(Beginning of Exercise material)

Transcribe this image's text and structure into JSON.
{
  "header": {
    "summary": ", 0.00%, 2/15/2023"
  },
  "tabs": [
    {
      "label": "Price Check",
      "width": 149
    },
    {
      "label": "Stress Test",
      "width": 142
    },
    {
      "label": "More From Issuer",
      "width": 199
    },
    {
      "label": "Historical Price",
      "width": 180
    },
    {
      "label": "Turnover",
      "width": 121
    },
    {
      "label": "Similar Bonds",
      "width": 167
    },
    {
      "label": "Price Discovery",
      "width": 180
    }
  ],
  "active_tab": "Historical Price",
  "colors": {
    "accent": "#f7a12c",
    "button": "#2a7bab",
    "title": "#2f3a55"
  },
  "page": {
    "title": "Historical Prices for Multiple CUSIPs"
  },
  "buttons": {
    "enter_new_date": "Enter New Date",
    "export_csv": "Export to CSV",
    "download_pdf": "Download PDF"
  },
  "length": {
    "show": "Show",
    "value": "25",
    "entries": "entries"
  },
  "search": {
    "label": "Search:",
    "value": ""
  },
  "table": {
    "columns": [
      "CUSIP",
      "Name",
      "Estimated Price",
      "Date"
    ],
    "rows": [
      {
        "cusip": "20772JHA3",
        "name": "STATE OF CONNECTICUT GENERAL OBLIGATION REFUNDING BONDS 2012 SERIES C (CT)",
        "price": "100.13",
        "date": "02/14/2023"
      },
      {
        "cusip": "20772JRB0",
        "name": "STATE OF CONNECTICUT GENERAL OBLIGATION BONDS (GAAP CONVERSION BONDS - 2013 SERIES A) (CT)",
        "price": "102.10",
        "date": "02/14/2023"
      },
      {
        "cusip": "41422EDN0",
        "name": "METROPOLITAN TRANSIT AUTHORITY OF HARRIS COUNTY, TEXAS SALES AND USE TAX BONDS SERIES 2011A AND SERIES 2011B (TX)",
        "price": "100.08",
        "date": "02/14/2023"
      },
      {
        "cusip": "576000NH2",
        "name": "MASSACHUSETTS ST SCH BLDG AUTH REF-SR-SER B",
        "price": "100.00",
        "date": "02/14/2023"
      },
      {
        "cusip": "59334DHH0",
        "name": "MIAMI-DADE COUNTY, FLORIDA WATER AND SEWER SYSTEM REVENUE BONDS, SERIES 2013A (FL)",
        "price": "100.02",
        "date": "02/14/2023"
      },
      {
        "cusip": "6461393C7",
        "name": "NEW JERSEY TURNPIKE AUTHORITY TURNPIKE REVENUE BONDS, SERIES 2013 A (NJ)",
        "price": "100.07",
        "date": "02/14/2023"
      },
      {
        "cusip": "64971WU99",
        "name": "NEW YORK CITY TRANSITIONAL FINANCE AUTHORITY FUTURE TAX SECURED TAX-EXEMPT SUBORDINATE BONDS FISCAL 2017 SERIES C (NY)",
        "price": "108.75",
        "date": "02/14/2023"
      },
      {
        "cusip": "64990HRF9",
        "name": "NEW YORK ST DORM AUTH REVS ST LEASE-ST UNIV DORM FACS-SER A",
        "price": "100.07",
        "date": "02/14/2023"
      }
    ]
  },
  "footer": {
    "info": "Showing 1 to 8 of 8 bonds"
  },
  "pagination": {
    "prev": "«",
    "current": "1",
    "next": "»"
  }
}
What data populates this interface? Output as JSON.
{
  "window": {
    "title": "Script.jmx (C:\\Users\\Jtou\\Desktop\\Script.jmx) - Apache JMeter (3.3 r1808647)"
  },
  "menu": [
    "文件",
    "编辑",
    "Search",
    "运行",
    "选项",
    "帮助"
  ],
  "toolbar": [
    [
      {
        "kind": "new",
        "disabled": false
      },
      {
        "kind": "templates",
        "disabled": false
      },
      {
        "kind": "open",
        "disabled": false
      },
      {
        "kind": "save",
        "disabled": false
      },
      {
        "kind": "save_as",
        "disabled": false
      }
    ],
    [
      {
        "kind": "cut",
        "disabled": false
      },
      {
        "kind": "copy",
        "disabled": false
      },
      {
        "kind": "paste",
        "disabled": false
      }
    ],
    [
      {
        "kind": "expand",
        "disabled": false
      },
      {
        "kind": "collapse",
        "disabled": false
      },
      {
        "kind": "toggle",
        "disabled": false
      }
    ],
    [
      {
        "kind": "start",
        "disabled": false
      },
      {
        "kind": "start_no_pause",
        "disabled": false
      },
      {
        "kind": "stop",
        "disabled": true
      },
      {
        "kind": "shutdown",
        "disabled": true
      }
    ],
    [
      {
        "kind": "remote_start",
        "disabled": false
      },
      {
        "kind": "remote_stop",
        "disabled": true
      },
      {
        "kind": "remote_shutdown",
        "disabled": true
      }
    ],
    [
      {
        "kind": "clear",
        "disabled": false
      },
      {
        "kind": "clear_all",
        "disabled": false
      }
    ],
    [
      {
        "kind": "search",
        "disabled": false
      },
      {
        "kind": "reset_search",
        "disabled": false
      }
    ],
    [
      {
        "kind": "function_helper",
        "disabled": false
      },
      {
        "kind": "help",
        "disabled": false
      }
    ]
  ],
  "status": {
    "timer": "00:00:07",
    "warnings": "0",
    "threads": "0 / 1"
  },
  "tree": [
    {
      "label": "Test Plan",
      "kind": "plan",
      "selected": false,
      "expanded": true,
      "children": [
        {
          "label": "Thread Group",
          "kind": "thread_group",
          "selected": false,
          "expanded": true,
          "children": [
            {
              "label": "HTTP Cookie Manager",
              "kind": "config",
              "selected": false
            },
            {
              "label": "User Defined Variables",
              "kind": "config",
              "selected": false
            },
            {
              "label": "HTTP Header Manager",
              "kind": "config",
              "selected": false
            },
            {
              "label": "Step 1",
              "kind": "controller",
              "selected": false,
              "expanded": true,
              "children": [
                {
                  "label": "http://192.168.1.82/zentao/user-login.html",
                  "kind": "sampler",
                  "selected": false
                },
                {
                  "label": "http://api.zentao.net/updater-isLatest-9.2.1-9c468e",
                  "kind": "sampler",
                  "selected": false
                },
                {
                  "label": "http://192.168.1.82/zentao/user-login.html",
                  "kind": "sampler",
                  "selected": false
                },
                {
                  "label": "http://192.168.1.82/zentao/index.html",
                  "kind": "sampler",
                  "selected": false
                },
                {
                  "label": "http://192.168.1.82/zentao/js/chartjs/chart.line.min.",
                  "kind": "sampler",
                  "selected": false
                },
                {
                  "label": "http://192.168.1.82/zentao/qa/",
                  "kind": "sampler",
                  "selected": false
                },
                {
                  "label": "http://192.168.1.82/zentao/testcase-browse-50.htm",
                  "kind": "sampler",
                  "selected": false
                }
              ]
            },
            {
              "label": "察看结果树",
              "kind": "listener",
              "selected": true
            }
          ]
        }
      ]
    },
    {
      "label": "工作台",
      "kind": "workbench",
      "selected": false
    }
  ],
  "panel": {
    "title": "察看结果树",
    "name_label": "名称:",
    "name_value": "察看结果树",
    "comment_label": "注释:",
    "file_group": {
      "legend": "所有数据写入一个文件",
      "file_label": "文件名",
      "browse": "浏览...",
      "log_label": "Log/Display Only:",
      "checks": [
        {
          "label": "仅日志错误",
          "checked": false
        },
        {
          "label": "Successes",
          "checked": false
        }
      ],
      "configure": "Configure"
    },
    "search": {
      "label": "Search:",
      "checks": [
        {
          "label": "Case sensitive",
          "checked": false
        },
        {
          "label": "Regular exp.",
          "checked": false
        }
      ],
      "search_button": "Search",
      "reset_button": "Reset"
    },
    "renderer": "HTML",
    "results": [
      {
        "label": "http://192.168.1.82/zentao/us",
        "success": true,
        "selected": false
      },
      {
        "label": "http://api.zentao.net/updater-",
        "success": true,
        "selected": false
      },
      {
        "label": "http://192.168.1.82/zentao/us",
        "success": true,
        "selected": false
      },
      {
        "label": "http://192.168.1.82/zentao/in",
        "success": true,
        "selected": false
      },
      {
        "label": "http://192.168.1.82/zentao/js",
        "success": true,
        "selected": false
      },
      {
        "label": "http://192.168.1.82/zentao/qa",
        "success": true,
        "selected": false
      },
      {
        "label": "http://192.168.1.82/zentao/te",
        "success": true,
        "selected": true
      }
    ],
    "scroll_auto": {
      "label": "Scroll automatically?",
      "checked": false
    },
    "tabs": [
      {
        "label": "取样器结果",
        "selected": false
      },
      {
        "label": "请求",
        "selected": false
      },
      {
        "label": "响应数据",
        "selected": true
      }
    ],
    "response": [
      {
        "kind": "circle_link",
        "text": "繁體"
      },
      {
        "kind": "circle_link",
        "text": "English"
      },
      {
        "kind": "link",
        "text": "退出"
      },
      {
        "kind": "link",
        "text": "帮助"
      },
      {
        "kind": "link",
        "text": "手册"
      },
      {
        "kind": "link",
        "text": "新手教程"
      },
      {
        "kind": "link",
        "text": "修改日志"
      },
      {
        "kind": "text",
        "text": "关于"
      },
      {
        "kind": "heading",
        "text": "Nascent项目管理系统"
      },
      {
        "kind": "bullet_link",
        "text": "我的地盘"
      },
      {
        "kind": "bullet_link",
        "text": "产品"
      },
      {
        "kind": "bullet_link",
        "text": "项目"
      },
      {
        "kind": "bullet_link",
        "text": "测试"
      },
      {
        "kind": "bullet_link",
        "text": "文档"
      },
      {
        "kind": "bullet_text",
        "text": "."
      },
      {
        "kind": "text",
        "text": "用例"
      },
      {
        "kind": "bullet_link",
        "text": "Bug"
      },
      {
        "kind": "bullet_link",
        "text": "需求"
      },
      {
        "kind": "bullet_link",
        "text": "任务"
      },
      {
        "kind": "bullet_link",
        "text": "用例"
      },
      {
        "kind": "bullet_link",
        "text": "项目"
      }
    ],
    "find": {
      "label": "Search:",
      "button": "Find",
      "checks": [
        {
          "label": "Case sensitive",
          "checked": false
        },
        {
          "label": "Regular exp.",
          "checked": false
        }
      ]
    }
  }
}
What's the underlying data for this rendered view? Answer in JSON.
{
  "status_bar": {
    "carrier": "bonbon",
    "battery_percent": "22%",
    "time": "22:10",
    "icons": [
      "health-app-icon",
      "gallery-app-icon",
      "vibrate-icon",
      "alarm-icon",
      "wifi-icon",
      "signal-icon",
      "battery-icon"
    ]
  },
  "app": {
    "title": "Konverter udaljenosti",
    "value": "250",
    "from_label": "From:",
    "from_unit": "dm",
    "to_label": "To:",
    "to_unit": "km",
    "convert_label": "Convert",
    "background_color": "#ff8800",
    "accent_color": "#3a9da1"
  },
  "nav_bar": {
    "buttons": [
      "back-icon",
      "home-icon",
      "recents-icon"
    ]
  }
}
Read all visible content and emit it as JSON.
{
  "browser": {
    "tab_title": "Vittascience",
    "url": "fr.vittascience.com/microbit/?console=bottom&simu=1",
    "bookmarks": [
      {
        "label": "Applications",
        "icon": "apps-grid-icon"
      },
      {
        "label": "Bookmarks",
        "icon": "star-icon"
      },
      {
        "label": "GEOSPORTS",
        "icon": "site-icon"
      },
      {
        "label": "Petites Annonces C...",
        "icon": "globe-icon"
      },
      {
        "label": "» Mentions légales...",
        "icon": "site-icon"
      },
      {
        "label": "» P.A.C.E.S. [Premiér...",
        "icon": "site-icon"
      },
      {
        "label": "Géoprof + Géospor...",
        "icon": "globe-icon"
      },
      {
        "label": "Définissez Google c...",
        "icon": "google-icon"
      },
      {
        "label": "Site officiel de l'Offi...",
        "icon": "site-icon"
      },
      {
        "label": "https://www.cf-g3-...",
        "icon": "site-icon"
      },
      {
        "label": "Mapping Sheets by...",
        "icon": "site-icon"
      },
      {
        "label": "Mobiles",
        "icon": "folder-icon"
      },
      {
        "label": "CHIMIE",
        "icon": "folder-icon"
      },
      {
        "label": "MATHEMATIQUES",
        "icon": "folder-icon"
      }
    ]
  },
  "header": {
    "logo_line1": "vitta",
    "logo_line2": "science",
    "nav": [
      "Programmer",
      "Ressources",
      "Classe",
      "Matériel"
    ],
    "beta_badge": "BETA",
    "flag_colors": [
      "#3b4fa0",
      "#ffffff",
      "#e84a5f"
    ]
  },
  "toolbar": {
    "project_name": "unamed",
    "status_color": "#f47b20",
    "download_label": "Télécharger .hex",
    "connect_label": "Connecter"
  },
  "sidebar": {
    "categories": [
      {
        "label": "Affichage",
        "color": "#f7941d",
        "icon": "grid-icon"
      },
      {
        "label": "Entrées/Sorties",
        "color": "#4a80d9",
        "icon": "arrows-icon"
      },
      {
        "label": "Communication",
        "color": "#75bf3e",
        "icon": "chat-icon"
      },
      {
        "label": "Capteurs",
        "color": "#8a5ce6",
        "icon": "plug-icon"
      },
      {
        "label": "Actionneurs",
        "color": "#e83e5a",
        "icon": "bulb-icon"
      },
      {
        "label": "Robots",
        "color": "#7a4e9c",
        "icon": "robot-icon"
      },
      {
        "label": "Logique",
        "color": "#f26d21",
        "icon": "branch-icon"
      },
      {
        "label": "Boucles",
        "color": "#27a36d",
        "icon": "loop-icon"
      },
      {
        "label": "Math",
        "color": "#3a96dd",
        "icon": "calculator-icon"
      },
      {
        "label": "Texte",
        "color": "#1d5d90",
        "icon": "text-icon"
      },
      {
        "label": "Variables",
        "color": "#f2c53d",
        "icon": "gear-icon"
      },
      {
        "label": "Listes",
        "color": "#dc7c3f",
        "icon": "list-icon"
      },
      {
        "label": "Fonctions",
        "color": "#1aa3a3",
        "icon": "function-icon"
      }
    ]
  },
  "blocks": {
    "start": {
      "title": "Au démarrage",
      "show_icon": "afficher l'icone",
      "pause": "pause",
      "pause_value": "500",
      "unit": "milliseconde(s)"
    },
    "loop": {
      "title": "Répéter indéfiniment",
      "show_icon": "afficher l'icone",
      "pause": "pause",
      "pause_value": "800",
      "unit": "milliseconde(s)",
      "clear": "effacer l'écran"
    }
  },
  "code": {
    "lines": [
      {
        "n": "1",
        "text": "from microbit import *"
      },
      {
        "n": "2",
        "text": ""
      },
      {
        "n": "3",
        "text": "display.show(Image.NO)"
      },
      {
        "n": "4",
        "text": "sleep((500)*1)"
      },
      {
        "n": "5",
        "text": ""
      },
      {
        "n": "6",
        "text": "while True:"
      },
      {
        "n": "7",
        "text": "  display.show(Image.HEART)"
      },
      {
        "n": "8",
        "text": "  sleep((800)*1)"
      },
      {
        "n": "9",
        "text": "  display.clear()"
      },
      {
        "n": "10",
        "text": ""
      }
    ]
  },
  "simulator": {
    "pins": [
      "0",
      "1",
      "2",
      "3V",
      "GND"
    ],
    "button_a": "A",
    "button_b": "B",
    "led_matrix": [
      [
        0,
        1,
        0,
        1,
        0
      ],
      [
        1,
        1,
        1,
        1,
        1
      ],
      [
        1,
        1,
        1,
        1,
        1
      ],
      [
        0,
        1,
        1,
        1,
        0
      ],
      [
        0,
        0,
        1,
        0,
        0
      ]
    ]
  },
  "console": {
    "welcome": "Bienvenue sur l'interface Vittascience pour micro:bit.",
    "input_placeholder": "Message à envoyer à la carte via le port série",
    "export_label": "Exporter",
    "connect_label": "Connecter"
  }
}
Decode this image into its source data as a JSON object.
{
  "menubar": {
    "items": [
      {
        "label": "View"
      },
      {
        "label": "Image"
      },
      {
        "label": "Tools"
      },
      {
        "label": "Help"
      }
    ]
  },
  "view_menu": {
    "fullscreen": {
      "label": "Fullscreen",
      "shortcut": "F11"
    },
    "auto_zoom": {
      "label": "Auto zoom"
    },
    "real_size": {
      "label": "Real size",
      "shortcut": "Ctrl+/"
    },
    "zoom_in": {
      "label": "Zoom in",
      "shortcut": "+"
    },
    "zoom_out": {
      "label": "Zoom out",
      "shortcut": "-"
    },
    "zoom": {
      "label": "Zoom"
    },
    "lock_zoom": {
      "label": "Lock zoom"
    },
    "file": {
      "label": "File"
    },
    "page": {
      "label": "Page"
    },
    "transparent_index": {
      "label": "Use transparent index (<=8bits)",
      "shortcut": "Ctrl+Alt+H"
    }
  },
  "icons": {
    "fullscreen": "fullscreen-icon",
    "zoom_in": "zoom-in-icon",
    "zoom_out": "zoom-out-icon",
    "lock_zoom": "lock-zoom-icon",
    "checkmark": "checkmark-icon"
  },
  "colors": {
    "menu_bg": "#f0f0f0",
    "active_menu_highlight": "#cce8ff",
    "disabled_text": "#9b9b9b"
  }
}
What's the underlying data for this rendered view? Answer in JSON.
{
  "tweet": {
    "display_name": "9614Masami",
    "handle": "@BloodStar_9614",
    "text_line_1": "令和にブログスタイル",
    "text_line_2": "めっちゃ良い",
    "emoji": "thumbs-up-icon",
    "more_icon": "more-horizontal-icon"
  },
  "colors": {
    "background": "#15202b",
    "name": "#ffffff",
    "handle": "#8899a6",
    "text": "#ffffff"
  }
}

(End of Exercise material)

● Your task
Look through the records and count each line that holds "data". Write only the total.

● Result
4